THE DATA –
****************************************
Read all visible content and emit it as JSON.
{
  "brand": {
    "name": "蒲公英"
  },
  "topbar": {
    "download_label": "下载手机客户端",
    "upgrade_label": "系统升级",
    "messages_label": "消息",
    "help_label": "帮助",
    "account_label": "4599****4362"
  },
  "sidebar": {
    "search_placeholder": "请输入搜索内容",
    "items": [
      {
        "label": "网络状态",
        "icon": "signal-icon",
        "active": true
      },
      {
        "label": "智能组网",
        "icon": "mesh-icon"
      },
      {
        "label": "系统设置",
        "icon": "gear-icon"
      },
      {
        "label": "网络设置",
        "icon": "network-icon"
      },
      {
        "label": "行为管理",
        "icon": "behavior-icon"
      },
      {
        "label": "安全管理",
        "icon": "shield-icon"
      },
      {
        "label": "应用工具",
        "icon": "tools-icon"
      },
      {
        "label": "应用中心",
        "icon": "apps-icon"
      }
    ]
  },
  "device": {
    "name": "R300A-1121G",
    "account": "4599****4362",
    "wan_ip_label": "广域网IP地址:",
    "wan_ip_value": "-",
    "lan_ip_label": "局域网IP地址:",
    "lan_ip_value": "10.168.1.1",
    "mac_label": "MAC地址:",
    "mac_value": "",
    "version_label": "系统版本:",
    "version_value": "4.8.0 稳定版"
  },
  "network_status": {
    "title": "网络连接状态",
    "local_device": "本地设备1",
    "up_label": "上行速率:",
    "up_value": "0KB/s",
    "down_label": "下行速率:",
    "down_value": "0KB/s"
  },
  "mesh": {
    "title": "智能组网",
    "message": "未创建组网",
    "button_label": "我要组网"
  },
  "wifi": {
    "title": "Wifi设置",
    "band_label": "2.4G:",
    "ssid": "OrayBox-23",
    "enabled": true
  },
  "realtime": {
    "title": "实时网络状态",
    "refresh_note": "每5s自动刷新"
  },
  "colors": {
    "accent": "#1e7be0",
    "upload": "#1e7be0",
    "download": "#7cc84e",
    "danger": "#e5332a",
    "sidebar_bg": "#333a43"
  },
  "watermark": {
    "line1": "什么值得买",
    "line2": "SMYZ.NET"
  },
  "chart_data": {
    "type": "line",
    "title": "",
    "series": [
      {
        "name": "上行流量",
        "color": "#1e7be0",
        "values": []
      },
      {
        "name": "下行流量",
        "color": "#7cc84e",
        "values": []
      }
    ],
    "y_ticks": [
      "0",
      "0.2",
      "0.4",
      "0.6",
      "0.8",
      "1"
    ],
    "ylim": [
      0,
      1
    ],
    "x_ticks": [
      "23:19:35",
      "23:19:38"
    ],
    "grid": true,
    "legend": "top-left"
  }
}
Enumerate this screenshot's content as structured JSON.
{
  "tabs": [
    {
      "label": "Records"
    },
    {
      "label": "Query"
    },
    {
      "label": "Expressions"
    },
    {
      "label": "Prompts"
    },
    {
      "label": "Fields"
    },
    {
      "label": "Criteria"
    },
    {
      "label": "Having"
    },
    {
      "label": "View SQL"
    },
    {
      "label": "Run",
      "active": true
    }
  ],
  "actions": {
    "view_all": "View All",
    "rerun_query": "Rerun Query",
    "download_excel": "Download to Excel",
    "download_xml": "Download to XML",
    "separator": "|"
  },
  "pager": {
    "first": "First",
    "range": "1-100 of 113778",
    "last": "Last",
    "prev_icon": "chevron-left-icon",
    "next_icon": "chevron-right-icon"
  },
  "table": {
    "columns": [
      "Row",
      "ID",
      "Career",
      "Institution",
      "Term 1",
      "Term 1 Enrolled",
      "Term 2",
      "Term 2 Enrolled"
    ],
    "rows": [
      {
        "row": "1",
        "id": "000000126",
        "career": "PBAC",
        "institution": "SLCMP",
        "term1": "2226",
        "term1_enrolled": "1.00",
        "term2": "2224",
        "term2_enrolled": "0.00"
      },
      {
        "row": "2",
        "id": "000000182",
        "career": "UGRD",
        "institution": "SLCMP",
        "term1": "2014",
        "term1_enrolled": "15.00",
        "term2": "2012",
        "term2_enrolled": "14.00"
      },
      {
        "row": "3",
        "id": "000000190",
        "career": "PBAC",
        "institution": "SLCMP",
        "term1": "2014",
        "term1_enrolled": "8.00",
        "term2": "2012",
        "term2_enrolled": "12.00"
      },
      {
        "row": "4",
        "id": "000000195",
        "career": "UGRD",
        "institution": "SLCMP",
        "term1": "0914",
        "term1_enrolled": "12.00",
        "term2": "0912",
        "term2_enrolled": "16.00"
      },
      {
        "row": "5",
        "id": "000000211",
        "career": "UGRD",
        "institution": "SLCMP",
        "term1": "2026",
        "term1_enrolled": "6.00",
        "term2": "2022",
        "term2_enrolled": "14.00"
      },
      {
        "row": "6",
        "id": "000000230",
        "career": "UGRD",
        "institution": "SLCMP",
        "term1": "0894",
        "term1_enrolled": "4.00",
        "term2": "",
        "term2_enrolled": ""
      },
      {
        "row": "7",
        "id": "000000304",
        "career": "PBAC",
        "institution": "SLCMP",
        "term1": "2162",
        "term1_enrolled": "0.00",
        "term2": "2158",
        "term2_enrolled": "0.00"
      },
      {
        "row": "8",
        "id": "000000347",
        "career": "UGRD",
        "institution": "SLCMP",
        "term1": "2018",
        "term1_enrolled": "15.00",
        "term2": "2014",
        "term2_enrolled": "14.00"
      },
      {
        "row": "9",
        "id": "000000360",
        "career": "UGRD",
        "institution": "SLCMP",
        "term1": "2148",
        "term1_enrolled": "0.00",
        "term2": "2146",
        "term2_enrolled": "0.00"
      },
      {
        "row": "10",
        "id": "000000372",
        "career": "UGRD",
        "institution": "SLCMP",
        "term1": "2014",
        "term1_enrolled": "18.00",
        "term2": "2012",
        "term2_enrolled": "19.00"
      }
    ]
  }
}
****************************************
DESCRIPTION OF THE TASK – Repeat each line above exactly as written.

REPLY TO THE TASK –
Read all visible content and emit it as JSON.
{
  "brand": {
    "name": "蒲公英"
  },
  "topbar": {
    "download_label": "下载手机客户端",
    "upgrade_label": "系统升级",
    "messages_label": "消息",
    "help_label": "帮助",
    "account_label": "4599****4362"
  },
  "sidebar": {
    "search_placeholder": "请输入搜索内容",
    "items": [
      {
        "label": "网络状态",
        "icon": "signal-icon",
        "active": true
      },
      {
        "label": "智能组网",
        "icon": "mesh-icon"
      },
      {
        "label": "系统设置",
        "icon": "gear-icon"
      },
      {
        "label": "网络设置",
        "icon": "network-icon"
      },
      {
        "label": "行为管理",
        "icon": "behavior-icon"
      },
      {
        "label": "安全管理",
        "icon": "shield-icon"
      },
      {
        "label": "应用工具",
        "icon": "tools-icon"
      },
      {
        "label": "应用中心",
        "icon": "apps-icon"
      }
    ]
  },
  "device": {
    "name": "R300A-1121G",
    "account": "4599****4362",
    "wan_ip_label": "广域网IP地址:",
    "wan_ip_value": "-",
    "lan_ip_label": "局域网IP地址:",
    "lan_ip_value": "10.168.1.1",
    "mac_label": "MAC地址:",
    "mac_value": "",
    "version_label": "系统版本:",
    "version_value": "4.8.0 稳定版"
  },
  "network_status": {
    "title": "网络连接状态",
    "local_device": "本地设备1",
    "up_label": "上行速率:",
    "up_value": "0KB/s",
    "down_label": "下行速率:",
    "down_value": "0KB/s"
  },
  "mesh": {
    "title": "智能组网",
    "message": "未创建组网",
    "button_label": "我要组网"
  },
  "wifi": {
    "title": "Wifi设置",
    "band_label": "2.4G:",
    "ssid": "OrayBox-23",
    "enabled": true
  },
  "realtime": {
    "title": "实时网络状态",
    "refresh_note": "每5s自动刷新"
  },
  "colors": {
    "accent": "#1e7be0",
    "upload": "#1e7be0",
    "download": "#7cc84e",
    "danger": "#e5332a",
    "sidebar_bg": "#333a43"
  },
  "watermark": {
    "line1": "什么值得买",
    "line2": "SMYZ.NET"
  },
  "chart_data": {
    "type": "line",
    "title": "",
    "series": [
      {
        "name": "上行流量",
        "color": "#1e7be0",
        "values": []
      },
      {
        "name": "下行流量",
        "color": "#7cc84e",
        "values": []
      }
    ],
    "y_ticks": [
      "0",
      "0.2",
      "0.4",
      "0.6",
      "0.8",
      "1"
    ],
    "ylim": [
      0,
      1
    ],
    "x_ticks": [
      "23:19:35",
      "23:19:38"
    ],
    "grid": true,
    "legend": "top-left"
  }
}
Enumerate this screenshot's content as structured JSON.
{
  "tabs": [
    {
      "label": "Records"
    },
    {
      "label": "Query"
    },
    {
      "label": "Expressions"
    },
    {
      "label": "Prompts"
    },
    {
      "label": "Fields"
    },
    {
      "label": "Criteria"
    },
    {
      "label": "Having"
    },
    {
      "label": "View SQL"
    },
    {
      "label": "Run",
      "active": true
    }
  ],
  "actions": {
    "view_all": "View All",
    "rerun_query": "Rerun Query",
    "download_excel": "Download to Excel",
    "download_xml": "Download to XML",
    "separator": "|"
  },
  "pager": {
    "first": "First",
    "range": "1-100 of 113778",
    "last": "Last",
    "prev_icon": "chevron-left-icon",
    "next_icon": "chevron-right-icon"
  },
  "table": {
    "columns": [
      "Row",
      "ID",
      "Career",
      "Institution",
      "Term 1",
      "Term 1 Enrolled",
      "Term 2",
      "Term 2 Enrolled"
    ],
    "rows": [
      {
        "row": "1",
        "id": "000000126",
        "career": "PBAC",
        "institution": "SLCMP",
        "term1": "2226",
        "term1_enrolled": "1.00",
        "term2": "2224",
        "term2_enrolled": "0.00"
      },
      {
        "row": "2",
        "id": "000000182",
        "career": "UGRD",
        "institution": "SLCMP",
        "term1": "2014",
        "term1_enrolled": "15.00",
        "term2": "2012",
        "term2_enrolled": "14.00"
      },
      {
        "row": "3",
        "id": "000000190",
        "career": "PBAC",
        "institution": "SLCMP",
        "term1": "2014",
        "term1_enrolled": "8.00",
        "term2": "2012",
        "term2_enrolled": "12.00"
      },
      {
        "row": "4",
        "id": "000000195",
        "career": "UGRD",
        "institution": "SLCMP",
        "term1": "0914",
        "term1_enrolled": "12.00",
        "term2": "0912",
        "term2_enrolled": "16.00"
      },
      {
        "row": "5",
        "id": "000000211",
        "career": "UGRD",
        "institution": "SLCMP",
        "term1": "2026",
        "term1_enrolled": "6.00",
        "term2": "2022",
        "term2_enrolled": "14.00"
      },
      {
        "row": "6",
        "id": "000000230",
        "career": "UGRD",
        "institution": "SLCMP",
        "term1": "0894",
        "term1_enrolled": "4.00",
        "term2": "",
        "term2_enrolled": ""
      },
      {
        "row": "7",
        "id": "000000304",
        "career": "PBAC",
        "institution": "SLCMP",
        "term1": "2162",
        "term1_enrolled": "0.00",
        "term2": "2158",
        "term2_enrolled": "0.00"
      },
      {
        "row": "8",
        "id": "000000347",
        "career": "UGRD",
        "institution": "SLCMP",
        "term1": "2018",
        "term1_enrolled": "15.00",
        "term2": "2014",
        "term2_enrolled": "14.00"
      },
      {
        "row": "9",
        "id": "000000360",
        "career": "UGRD",
        "institution": "SLCMP",
        "term1": "2148",
        "term1_enrolled": "0.00",
        "term2": "2146",
        "term2_enrolled": "0.00"
      },
      {
        "row": "10",
        "id": "000000372",
        "career": "UGRD",
        "institution": "SLCMP",
        "term1": "2014",
        "term1_enrolled": "18.00",
        "term2": "2012",
        "term2_enrolled": "19.00"
      }
    ]
  }
}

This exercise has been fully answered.